● **WORK ORDER**: Reproduce each entry exactly.

● **GIVEN DATA**:
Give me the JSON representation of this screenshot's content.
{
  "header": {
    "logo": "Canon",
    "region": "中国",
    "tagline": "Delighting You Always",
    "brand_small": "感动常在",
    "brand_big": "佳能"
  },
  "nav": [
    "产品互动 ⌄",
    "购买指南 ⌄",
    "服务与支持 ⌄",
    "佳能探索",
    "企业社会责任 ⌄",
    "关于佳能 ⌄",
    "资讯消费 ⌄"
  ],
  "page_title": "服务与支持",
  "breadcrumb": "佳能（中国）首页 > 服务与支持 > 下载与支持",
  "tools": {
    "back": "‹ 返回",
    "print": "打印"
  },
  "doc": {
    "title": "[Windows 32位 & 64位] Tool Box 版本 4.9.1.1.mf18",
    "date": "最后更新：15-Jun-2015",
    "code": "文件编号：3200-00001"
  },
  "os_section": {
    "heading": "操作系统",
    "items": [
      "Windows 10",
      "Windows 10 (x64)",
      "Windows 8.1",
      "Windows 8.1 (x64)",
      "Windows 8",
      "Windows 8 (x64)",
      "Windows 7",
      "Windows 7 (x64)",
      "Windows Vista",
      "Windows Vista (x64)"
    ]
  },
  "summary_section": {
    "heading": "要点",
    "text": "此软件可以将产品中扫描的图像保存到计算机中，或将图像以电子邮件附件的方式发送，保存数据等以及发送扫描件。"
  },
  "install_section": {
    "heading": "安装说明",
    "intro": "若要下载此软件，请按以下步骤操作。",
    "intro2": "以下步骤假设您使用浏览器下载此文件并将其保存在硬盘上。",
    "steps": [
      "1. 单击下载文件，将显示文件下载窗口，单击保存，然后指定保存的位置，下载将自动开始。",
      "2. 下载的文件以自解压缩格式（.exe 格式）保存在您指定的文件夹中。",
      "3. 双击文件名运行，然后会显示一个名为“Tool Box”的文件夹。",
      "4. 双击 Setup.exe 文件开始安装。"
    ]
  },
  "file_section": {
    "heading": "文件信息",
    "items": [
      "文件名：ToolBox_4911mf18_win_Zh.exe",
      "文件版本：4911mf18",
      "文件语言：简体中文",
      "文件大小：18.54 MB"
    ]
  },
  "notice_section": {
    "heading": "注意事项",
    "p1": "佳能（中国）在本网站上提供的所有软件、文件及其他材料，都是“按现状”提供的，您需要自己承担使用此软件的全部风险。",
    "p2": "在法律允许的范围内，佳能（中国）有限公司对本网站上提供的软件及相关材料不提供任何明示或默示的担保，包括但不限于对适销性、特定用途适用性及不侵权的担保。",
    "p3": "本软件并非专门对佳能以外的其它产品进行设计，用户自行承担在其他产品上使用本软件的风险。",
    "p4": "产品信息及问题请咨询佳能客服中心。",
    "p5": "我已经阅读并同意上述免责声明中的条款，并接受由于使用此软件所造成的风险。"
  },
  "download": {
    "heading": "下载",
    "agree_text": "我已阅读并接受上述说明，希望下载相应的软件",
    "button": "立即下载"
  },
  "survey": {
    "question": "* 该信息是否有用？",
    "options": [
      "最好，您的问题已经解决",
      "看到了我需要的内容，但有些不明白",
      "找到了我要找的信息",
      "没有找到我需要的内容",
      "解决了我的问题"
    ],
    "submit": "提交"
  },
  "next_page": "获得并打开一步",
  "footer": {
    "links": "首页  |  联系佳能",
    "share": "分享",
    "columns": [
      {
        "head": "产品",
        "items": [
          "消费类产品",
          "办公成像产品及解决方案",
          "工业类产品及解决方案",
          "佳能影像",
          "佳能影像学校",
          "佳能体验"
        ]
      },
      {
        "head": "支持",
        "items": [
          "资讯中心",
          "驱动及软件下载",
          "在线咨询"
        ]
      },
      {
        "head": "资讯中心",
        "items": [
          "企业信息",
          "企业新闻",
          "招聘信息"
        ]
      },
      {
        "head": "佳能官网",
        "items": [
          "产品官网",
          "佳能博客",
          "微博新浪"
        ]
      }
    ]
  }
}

● **REPLY TO THE TASK**:
Give me the JSON representation of this screenshot's content.
{
  "header": {
    "logo": "Canon",
    "region": "中国",
    "tagline": "Delighting You Always",
    "brand_small": "感动常在",
    "brand_big": "佳能"
  },
  "nav": [
    "产品互动 ⌄",
    "购买指南 ⌄",
    "服务与支持 ⌄",
    "佳能探索",
    "企业社会责任 ⌄",
    "关于佳能 ⌄",
    "资讯消费 ⌄"
  ],
  "page_title": "服务与支持",
  "breadcrumb": "佳能（中国）首页 > 服务与支持 > 下载与支持",
  "tools": {
    "back": "‹ 返回",
    "print": "打印"
  },
  "doc": {
    "title": "[Windows 32位 & 64位] Tool Box 版本 4.9.1.1.mf18",
    "date": "最后更新：15-Jun-2015",
    "code": "文件编号：3200-00001"
  },
  "os_section": {
    "heading": "操作系统",
    "items": [
      "Windows 10",
      "Windows 10 (x64)",
      "Windows 8.1",
      "Windows 8.1 (x64)",
      "Windows 8",
      "Windows 8 (x64)",
      "Windows 7",
      "Windows 7 (x64)",
      "Windows Vista",
      "Windows Vista (x64)"
    ]
  },
  "summary_section": {
    "heading": "要点",
    "text": "此软件可以将产品中扫描的图像保存到计算机中，或将图像以电子邮件附件的方式发送，保存数据等以及发送扫描件。"
  },
  "install_section": {
    "heading": "安装说明",
    "intro": "若要下载此软件，请按以下步骤操作。",
    "intro2": "以下步骤假设您使用浏览器下载此文件并将其保存在硬盘上。",
    "steps": [
      "1. 单击下载文件，将显示文件下载窗口，单击保存，然后指定保存的位置，下载将自动开始。",
      "2. 下载的文件以自解压缩格式（.exe 格式）保存在您指定的文件夹中。",
      "3. 双击文件名运行，然后会显示一个名为“Tool Box”的文件夹。",
      "4. 双击 Setup.exe 文件开始安装。"
    ]
  },
  "file_section": {
    "heading": "文件信息",
    "items": [
      "文件名：ToolBox_4911mf18_win_Zh.exe",
      "文件版本：4911mf18",
      "文件语言：简体中文",
      "文件大小：18.54 MB"
    ]
  },
  "notice_section": {
    "heading": "注意事项",
    "p1": "佳能（中国）在本网站上提供的所有软件、文件及其他材料，都是“按现状”提供的，您需要自己承担使用此软件的全部风险。",
    "p2": "在法律允许的范围内，佳能（中国）有限公司对本网站上提供的软件及相关材料不提供任何明示或默示的担保，包括但不限于对适销性、特定用途适用性及不侵权的担保。",
    "p3": "本软件并非专门对佳能以外的其它产品进行设计，用户自行承担在其他产品上使用本软件的风险。",
    "p4": "产品信息及问题请咨询佳能客服中心。",
    "p5": "我已经阅读并同意上述免责声明中的条款，并接受由于使用此软件所造成的风险。"
  },
  "download": {
    "heading": "下载",
    "agree_text": "我已阅读并接受上述说明，希望下载相应的软件",
    "button": "立即下载"
  },
  "survey": {
    "question": "* 该信息是否有用？",
    "options": [
      "最好，您的问题已经解决",
      "看到了我需要的内容，但有些不明白",
      "找到了我要找的信息",
      "没有找到我需要的内容",
      "解决了我的问题"
    ],
    "submit": "提交"
  },
  "next_page": "获得并打开一步",
  "footer": {
    "links": "首页  |  联系佳能",
    "share": "分享",
    "columns": [
      {
        "head": "产品",
        "items": [
          "消费类产品",
          "办公成像产品及解决方案",
          "工业类产品及解决方案",
          "佳能影像",
          "佳能影像学校",
          "佳能体验"
        ]
      },
      {
        "head": "支持",
        "items": [
          "资讯中心",
          "驱动及软件下载",
          "在线咨询"
        ]
      },
      {
        "head": "资讯中心",
        "items": [
          "企业信息",
          "企业新闻",
          "招聘信息"
        ]
      },
      {
        "head": "佳能官网",
        "items": [
          "产品官网",
          "佳能博客",
          "微博新浪"
        ]
      }
    ]
  }
}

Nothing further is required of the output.